In The Kill Call there seems to be links between the discovery of a body in a field, and the local fox hunting traditions. Around the time of the suspicious death, blasts of a hunting horn had been heard, signalling the “kill call”, that in earlier days heralded the killing of a hunted fox.
Booth’s stories mix contemporary issues, folklore, tradition, and elements of recent history into police crime investigations. This book includes references to cold war era nuclear warning procedures as well as modified, present day fox hunt practices (where the trappings and colour of the chase are maintained without the cruelty of killing a fox).
These things are woven around central crimes in which extra-judicial attempts to right past wrongs seemed to have played a part. How could these disparate elements of traditional and history have a bearing on the investigation of the man’s death, and how do they explain why an important witness seems to have gone into hiding, without trace?
During this investigation, DS Fry finds herself drawn into a scenario related to her personal history where she might finally see justice done, but what will be the personal cost?
Lost River continues Fry’s story.
In the latter part of The Kill Call she was approached by a rape cold-case team who are confident of finally getting a conviction for an attack on Fry several years before. She travels to Birmingham to help with the enquiries, as a witness instead of investigator.
However the investigation doesn’t progress smoothly and it seems like someone wants the truth to remain hidden.
DS Fry tries to find out why the case has stalled again, seeking help from a paranoid ex-colleague who leads her to look for answers from a disbarred lawyer. She discovers that finding the truth is potentially not always the best outcome.
I was annoyed by the beginning of the book. Long parts of it seemed to be cut and pasted from sections of the previous book. Word for word repetition of significant slabs of text might not have been so noticeable if I’d had a break between books, but I started reading this one immediately after finishing the other. It was a laziness I didn’t expect, and the desired recapping ought to have been handled better.
While DS Fry has to follow her uncomfortable personal path, DC Cooper faces his own troubles after being present at, and unable to prevent, the drowning of a young local girl. He has flashbacks of the experience which seem to indicate the drowning wasn’t an accident, but can those apparent recurring memories be trusted?

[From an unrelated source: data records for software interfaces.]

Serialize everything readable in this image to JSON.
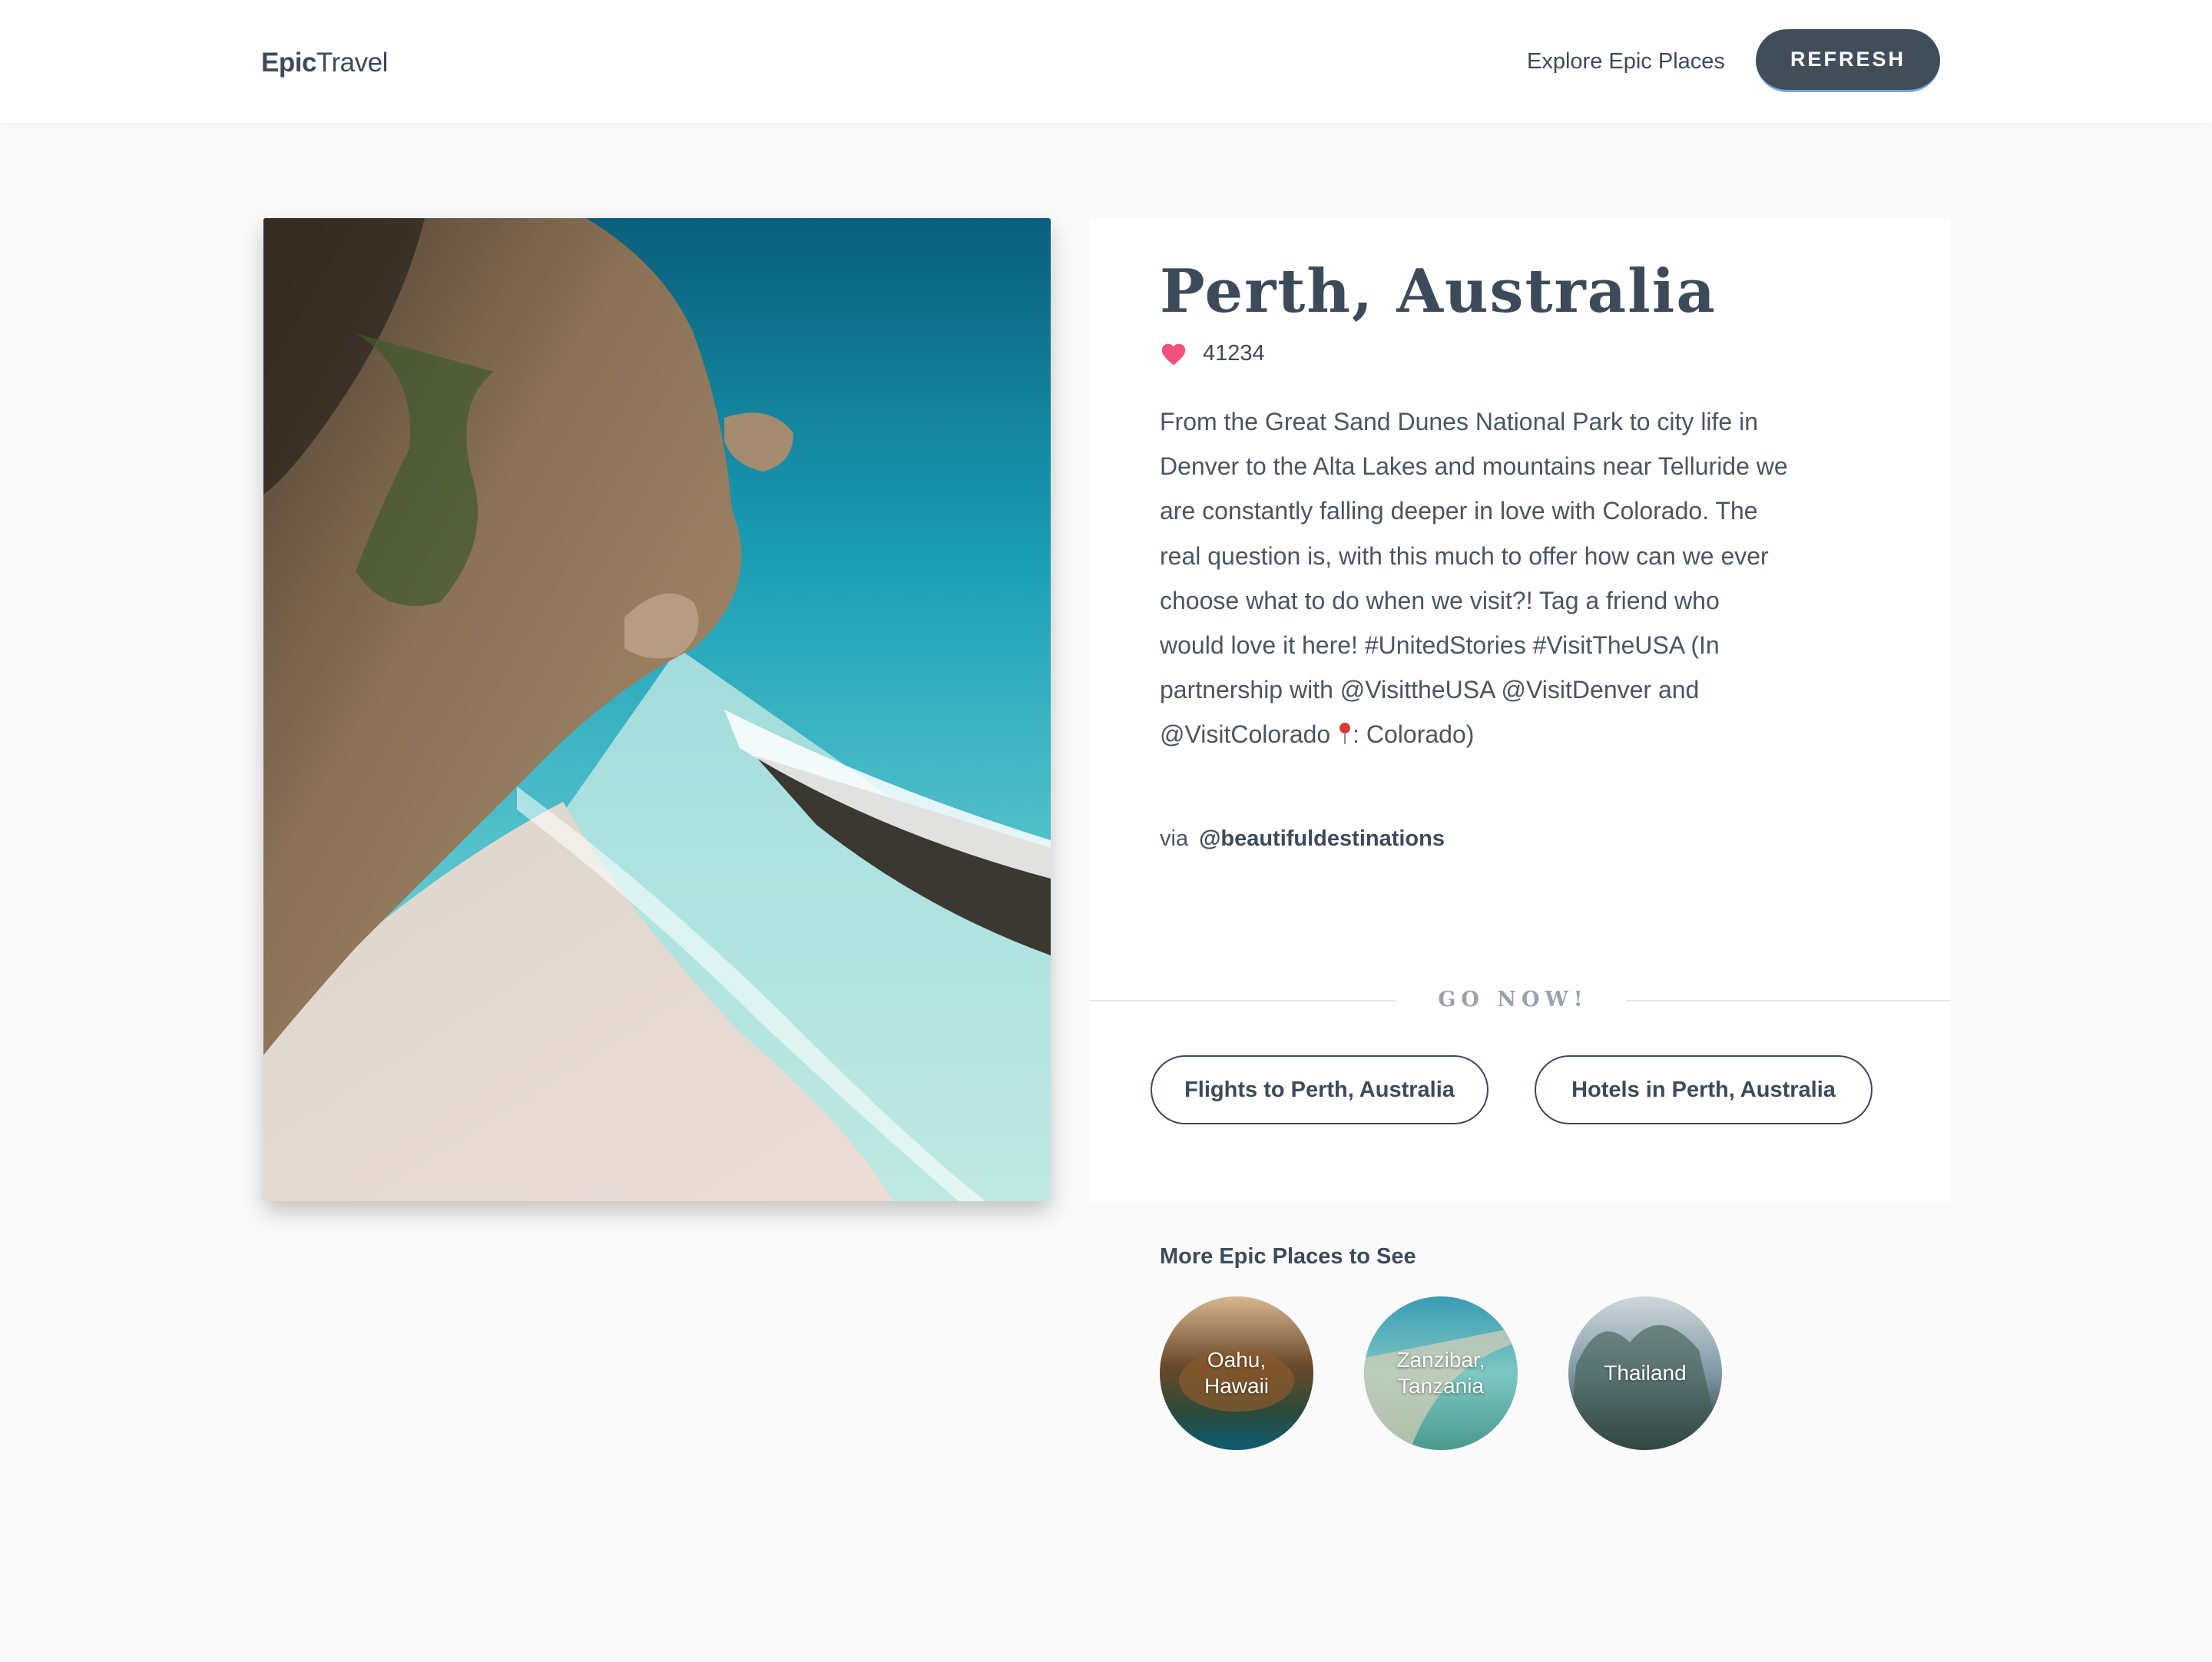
{
  "header": {
    "logo_bold": "Epic",
    "logo_light": "Travel",
    "nav_link": "Explore Epic Places",
    "refresh_label": "REFRESH"
  },
  "destination": {
    "title": "Perth, Australia",
    "likes": "41234",
    "description_main": "From the Great Sand Dunes National Park to city life in Denver to the Alta Lakes and mountains near Telluride we are constantly falling deeper in love with Colorado. The real question is, with this much to offer how can we ever choose what to do when we visit?! Tag a friend who would love it here! #UnitedStories #VisitTheUSA (In partnership with @VisittheUSA @VisitDenver and @VisitColorado",
    "description_tail": ": Colorado)",
    "via_label": "via",
    "via_handle": "@beautifuldestinations"
  },
  "go_now": {
    "label": "GO NOW!",
    "flights_button": "Flights to Perth, Australia",
    "hotels_button": "Hotels in Perth, Australia"
  },
  "more_places": {
    "title": "More Epic Places to See",
    "items": [
      {
        "name": "Oahu, Hawaii"
      },
      {
        "name": "Zanzibar, Tanzania"
      },
      {
        "name": "Thailand"
      }
    ]
  },
  "colors": {
    "primary_text": "#3d4a5a",
    "refresh_button": "#424d5a",
    "heart": "#f0507a",
    "page_bg": "#fafafa"
  },
  "icons": [
    "heart-icon",
    "pin-icon"
  ]
}
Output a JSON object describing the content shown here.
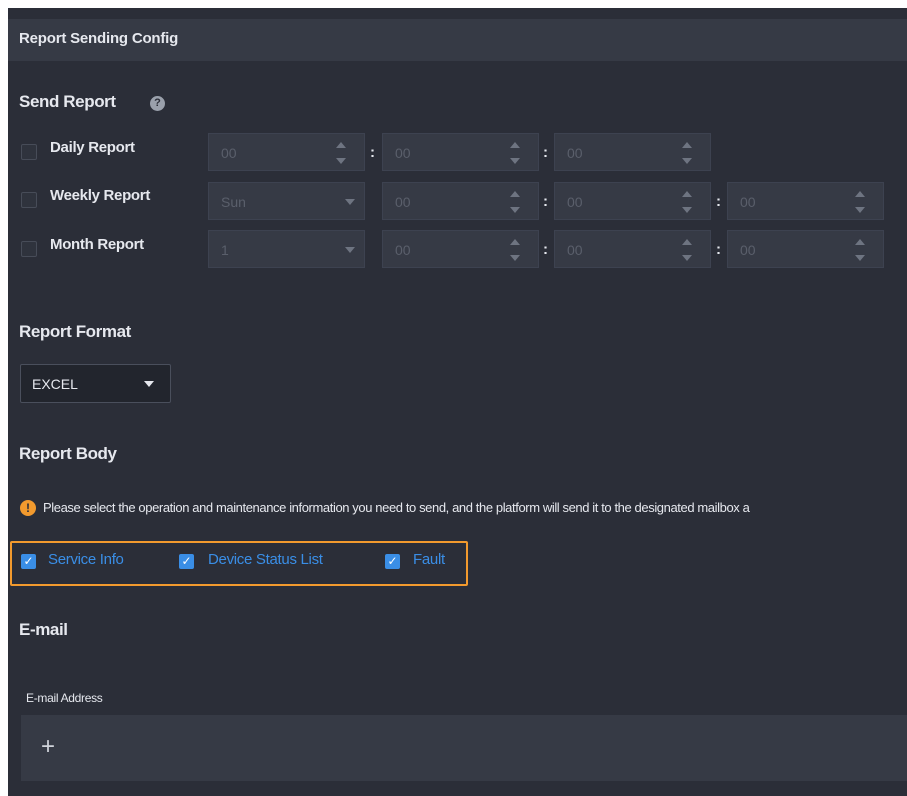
{
  "header": {
    "title": "Report Sending Config"
  },
  "send_report": {
    "title": "Send Report",
    "help_icon": "question-circle-icon",
    "rows": [
      {
        "label": "Daily Report",
        "checked": false,
        "select": null,
        "fields": [
          "00",
          "00",
          "00"
        ]
      },
      {
        "label": "Weekly Report",
        "checked": false,
        "select": "Sun",
        "fields": [
          "00",
          "00",
          "00"
        ]
      },
      {
        "label": "Month Report",
        "checked": false,
        "select": "1",
        "fields": [
          "00",
          "00",
          "00"
        ]
      }
    ]
  },
  "report_format": {
    "title": "Report Format",
    "value": "EXCEL"
  },
  "report_body": {
    "title": "Report Body",
    "notice_icon": "warning-circle-icon",
    "notice": "Please select the operation and maintenance information you need to send, and the platform will send it to the designated mailbox a",
    "options": [
      {
        "label": "Service Info",
        "checked": true
      },
      {
        "label": "Device Status List",
        "checked": true
      },
      {
        "label": "Fault",
        "checked": true
      }
    ],
    "accent": "#3a8ee6",
    "highlight": "#f29a2e"
  },
  "email": {
    "title": "E-mail",
    "address_label": "E-mail Address",
    "add_icon": "plus-icon"
  }
}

Both Cooper and Fry, in their respective cases, discover the complications and hazards of family dysfunction and its potential to cause harm.